→ AIM OF THE EXERCISE
In the copy of these records, include no pictures and change nothing else.

RECORDS SHOWN Block Start

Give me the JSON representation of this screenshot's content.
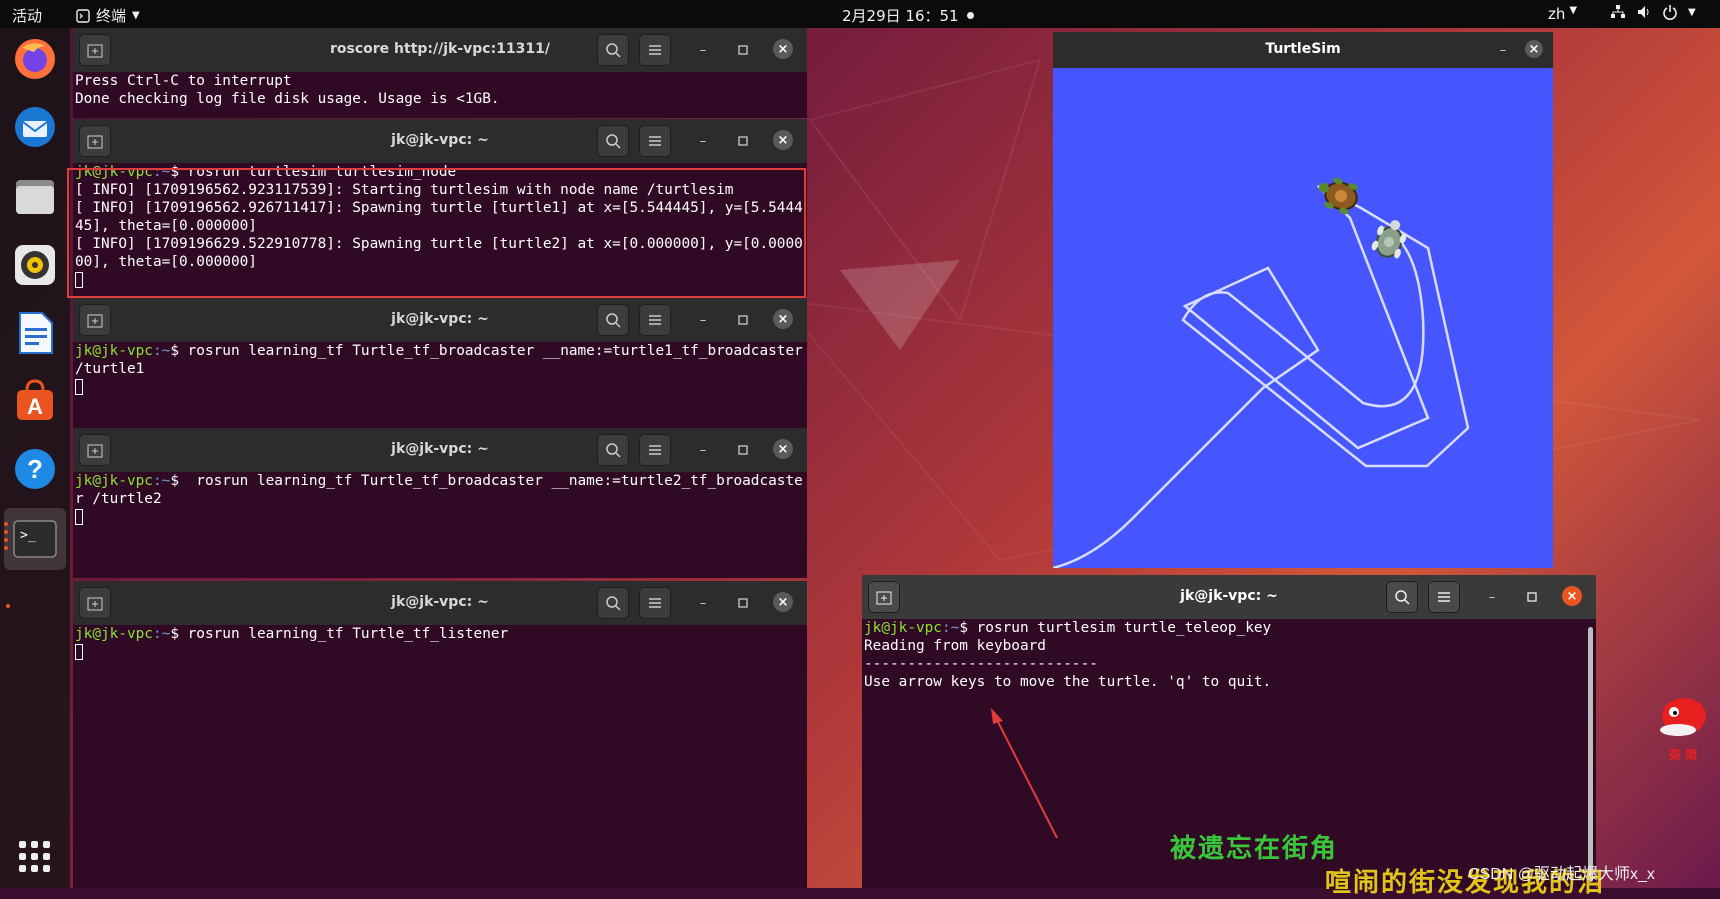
{
  "topbar": {
    "activities": "活动",
    "app_name": "终端",
    "clock": "2月29日 16：51",
    "lang": "zh"
  },
  "dock": {
    "items": [
      {
        "name": "firefox-icon"
      },
      {
        "name": "thunderbird-icon"
      },
      {
        "name": "files-icon"
      },
      {
        "name": "rhythmbox-icon"
      },
      {
        "name": "libreoffice-writer-icon"
      },
      {
        "name": "ubuntu-software-icon"
      },
      {
        "name": "help-icon"
      },
      {
        "name": "terminal-icon"
      }
    ]
  },
  "windows": {
    "roscore": {
      "title": "roscore http://jk-vpc:11311/",
      "lines": [
        "Press Ctrl-C to interrupt",
        "Done checking log file disk usage. Usage is <1GB."
      ]
    },
    "turtlesim_node": {
      "title": "jk@jk-vpc: ~",
      "prompt_user": "jk@jk-vpc",
      "prompt_path": ":~",
      "command": "$ rosrun turtlesim turtlesim_node",
      "output": "[ INFO] [1709196562.923117539]: Starting turtlesim with node name /turtlesim\n[ INFO] [1709196562.926711417]: Spawning turtle [turtle1] at x=[5.544445], y=[5.544445], theta=[0.000000]\n[ INFO] [1709196629.522910778]: Spawning turtle [turtle2] at x=[0.000000], y=[0.000000], theta=[0.000000]"
    },
    "broadcaster1": {
      "title": "jk@jk-vpc: ~",
      "prompt_user": "jk@jk-vpc",
      "prompt_path": ":~",
      "command": "$ rosrun learning_tf Turtle_tf_broadcaster __name:=turtle1_tf_broadcaster /turtle1"
    },
    "broadcaster2": {
      "title": "jk@jk-vpc: ~",
      "prompt_user": "jk@jk-vpc",
      "prompt_path": ":~",
      "command": "$  rosrun learning_tf Turtle_tf_broadcaster __name:=turtle2_tf_broadcaster /turtle2"
    },
    "listener": {
      "title": "jk@jk-vpc: ~",
      "prompt_user": "jk@jk-vpc",
      "prompt_path": ":~",
      "command": "$ rosrun learning_tf Turtle_tf_listener"
    },
    "teleop": {
      "title": "jk@jk-vpc: ~",
      "prompt_user": "jk@jk-vpc",
      "prompt_path": ":~",
      "command": "$ rosrun turtlesim turtle_teleop_key",
      "output": "Reading from keyboard\n---------------------------\nUse arrow keys to move the turtle. 'q' to quit."
    }
  },
  "turtlesim": {
    "title": "TurtleSim",
    "background": "#4556ff"
  },
  "watermarks": {
    "line1": "被遗忘在街角",
    "line2": "喧闹的街没发现我的泪",
    "csdn": "CSDN @驱动起爆大师x_x",
    "pet_label": "英 简"
  },
  "colors": {
    "terminal_bg": "#300a24",
    "prompt_user": "#8ae234",
    "prompt_path": "#729fcf",
    "highlight": "#e03c3c",
    "close_active": "#e95420"
  }
}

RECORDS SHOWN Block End

→ SOLUTION TO THIS TASK
Give me the JSON representation of this screenshot's content.
{
  "topbar": {
    "activities": "活动",
    "app_name": "终端",
    "clock": "2月29日 16：51",
    "lang": "zh"
  },
  "dock": {
    "items": [
      {
        "name": "firefox-icon"
      },
      {
        "name": "thunderbird-icon"
      },
      {
        "name": "files-icon"
      },
      {
        "name": "rhythmbox-icon"
      },
      {
        "name": "libreoffice-writer-icon"
      },
      {
        "name": "ubuntu-software-icon"
      },
      {
        "name": "help-icon"
      },
      {
        "name": "terminal-icon"
      }
    ]
  },
  "windows": {
    "roscore": {
      "title": "roscore http://jk-vpc:11311/",
      "lines": [
        "Press Ctrl-C to interrupt",
        "Done checking log file disk usage. Usage is <1GB."
      ]
    },
    "turtlesim_node": {
      "title": "jk@jk-vpc: ~",
      "prompt_user": "jk@jk-vpc",
      "prompt_path": ":~",
      "command": "$ rosrun turtlesim turtlesim_node",
      "output": "[ INFO] [1709196562.923117539]: Starting turtlesim with node name /turtlesim\n[ INFO] [1709196562.926711417]: Spawning turtle [turtle1] at x=[5.544445], y=[5.544445], theta=[0.000000]\n[ INFO] [1709196629.522910778]: Spawning turtle [turtle2] at x=[0.000000], y=[0.000000], theta=[0.000000]"
    },
    "broadcaster1": {
      "title": "jk@jk-vpc: ~",
      "prompt_user": "jk@jk-vpc",
      "prompt_path": ":~",
      "command": "$ rosrun learning_tf Turtle_tf_broadcaster __name:=turtle1_tf_broadcaster /turtle1"
    },
    "broadcaster2": {
      "title": "jk@jk-vpc: ~",
      "prompt_user": "jk@jk-vpc",
      "prompt_path": ":~",
      "command": "$  rosrun learning_tf Turtle_tf_broadcaster __name:=turtle2_tf_broadcaster /turtle2"
    },
    "listener": {
      "title": "jk@jk-vpc: ~",
      "prompt_user": "jk@jk-vpc",
      "prompt_path": ":~",
      "command": "$ rosrun learning_tf Turtle_tf_listener"
    },
    "teleop": {
      "title": "jk@jk-vpc: ~",
      "prompt_user": "jk@jk-vpc",
      "prompt_path": ":~",
      "command": "$ rosrun turtlesim turtle_teleop_key",
      "output": "Reading from keyboard\n---------------------------\nUse arrow keys to move the turtle. 'q' to quit."
    }
  },
  "turtlesim": {
    "title": "TurtleSim",
    "background": "#4556ff"
  },
  "watermarks": {
    "line1": "被遗忘在街角",
    "line2": "喧闹的街没发现我的泪",
    "csdn": "CSDN @驱动起爆大师x_x",
    "pet_label": "英 简"
  },
  "colors": {
    "terminal_bg": "#300a24",
    "prompt_user": "#8ae234",
    "prompt_path": "#729fcf",
    "highlight": "#e03c3c",
    "close_active": "#e95420"
  }
}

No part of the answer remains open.